*** Provided data Section Begins ***
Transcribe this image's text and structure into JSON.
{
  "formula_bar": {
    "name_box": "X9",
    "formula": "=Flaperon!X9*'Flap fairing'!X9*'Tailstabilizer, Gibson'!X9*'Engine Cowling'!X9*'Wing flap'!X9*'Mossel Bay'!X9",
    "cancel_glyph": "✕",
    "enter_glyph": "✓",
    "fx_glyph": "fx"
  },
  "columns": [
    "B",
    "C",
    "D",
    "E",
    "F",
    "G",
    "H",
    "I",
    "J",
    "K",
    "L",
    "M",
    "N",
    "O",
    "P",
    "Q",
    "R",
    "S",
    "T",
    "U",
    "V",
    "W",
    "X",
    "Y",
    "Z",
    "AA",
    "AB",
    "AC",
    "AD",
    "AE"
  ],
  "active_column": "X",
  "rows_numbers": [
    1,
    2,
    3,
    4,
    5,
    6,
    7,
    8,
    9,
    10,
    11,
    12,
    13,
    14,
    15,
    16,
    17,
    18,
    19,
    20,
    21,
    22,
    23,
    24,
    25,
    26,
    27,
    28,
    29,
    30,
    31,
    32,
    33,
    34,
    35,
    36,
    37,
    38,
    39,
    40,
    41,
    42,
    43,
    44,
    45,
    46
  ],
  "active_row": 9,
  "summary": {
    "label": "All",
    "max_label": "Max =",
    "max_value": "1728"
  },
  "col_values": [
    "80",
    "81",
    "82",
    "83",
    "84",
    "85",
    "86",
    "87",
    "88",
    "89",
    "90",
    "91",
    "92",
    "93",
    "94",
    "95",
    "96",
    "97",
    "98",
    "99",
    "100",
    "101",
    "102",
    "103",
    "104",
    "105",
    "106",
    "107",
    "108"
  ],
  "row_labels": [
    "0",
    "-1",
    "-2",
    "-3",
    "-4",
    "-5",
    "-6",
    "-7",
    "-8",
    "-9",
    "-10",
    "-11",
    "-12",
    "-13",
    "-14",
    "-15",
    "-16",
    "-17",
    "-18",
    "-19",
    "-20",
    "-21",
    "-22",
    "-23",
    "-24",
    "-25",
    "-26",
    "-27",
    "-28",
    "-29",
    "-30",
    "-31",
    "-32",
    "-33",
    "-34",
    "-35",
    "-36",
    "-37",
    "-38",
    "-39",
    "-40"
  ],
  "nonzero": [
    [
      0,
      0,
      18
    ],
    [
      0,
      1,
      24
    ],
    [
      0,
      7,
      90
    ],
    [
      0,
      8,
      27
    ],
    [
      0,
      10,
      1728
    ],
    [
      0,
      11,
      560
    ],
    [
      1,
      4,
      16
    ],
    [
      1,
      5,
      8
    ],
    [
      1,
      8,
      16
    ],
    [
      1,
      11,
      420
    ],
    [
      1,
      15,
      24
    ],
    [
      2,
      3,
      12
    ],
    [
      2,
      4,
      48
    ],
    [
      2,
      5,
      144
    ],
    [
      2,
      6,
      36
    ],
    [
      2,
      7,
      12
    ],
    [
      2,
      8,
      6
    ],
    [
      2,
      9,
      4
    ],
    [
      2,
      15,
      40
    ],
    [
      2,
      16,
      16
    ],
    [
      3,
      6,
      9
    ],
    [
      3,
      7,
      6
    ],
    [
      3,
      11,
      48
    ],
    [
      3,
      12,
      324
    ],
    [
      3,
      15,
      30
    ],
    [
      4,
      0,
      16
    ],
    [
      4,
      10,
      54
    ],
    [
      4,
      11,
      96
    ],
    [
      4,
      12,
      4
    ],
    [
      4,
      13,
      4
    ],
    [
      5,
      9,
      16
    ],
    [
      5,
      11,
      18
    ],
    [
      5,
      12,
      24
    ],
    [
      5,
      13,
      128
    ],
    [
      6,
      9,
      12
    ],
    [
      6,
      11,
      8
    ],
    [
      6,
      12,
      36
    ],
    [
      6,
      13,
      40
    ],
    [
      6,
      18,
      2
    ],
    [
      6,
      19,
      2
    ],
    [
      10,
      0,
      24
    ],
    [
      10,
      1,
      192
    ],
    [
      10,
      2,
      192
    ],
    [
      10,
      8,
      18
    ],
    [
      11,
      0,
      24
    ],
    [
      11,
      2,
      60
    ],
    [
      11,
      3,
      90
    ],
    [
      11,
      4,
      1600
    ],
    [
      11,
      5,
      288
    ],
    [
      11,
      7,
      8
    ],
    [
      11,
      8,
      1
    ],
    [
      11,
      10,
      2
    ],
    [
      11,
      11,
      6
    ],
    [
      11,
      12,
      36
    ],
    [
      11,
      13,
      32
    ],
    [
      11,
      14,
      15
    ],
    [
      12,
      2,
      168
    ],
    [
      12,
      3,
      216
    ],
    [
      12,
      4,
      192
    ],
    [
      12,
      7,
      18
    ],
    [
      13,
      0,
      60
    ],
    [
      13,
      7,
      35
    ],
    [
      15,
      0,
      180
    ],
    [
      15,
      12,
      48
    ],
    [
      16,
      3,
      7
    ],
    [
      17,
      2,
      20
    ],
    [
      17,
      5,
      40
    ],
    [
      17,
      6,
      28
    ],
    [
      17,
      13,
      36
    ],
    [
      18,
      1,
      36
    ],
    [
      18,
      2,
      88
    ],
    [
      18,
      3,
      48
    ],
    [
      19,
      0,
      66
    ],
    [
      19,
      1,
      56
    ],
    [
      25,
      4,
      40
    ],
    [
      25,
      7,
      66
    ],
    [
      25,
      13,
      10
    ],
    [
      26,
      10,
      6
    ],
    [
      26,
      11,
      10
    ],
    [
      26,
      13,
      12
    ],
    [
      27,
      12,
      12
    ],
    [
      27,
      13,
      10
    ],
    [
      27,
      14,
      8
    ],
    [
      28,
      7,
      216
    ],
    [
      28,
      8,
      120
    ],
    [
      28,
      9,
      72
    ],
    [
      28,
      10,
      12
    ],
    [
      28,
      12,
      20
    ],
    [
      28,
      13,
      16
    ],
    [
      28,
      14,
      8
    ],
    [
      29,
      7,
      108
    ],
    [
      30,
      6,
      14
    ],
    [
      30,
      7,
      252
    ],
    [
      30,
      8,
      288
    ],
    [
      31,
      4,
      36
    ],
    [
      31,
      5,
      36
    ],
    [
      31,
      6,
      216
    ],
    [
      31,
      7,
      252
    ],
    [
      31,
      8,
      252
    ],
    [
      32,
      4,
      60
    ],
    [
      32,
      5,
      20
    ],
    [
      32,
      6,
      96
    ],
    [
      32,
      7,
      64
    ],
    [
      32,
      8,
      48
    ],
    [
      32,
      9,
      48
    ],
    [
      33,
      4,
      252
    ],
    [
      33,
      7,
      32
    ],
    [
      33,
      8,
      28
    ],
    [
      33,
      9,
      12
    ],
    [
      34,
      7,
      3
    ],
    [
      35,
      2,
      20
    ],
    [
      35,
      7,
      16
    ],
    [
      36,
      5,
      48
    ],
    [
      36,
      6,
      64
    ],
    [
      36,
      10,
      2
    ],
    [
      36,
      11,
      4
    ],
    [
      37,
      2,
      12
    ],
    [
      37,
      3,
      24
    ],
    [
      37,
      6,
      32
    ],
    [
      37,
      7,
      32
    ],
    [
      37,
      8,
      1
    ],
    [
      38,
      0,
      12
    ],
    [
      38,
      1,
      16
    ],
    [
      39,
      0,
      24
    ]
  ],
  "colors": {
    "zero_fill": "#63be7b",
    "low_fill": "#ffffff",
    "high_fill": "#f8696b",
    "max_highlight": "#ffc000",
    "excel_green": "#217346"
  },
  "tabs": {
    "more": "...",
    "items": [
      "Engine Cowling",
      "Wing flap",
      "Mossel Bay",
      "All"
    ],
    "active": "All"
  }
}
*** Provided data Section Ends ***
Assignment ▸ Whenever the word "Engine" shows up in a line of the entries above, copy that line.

The answer ▸
    "formula": "=Flaperon!X9*'Flap fairing'!X9*'Tailstabilizer, Gibson'!X9*'Engine Cowling'!X9*'Wing flap'!X9*'Mossel Bay'!X9",
      "Engine Cowling",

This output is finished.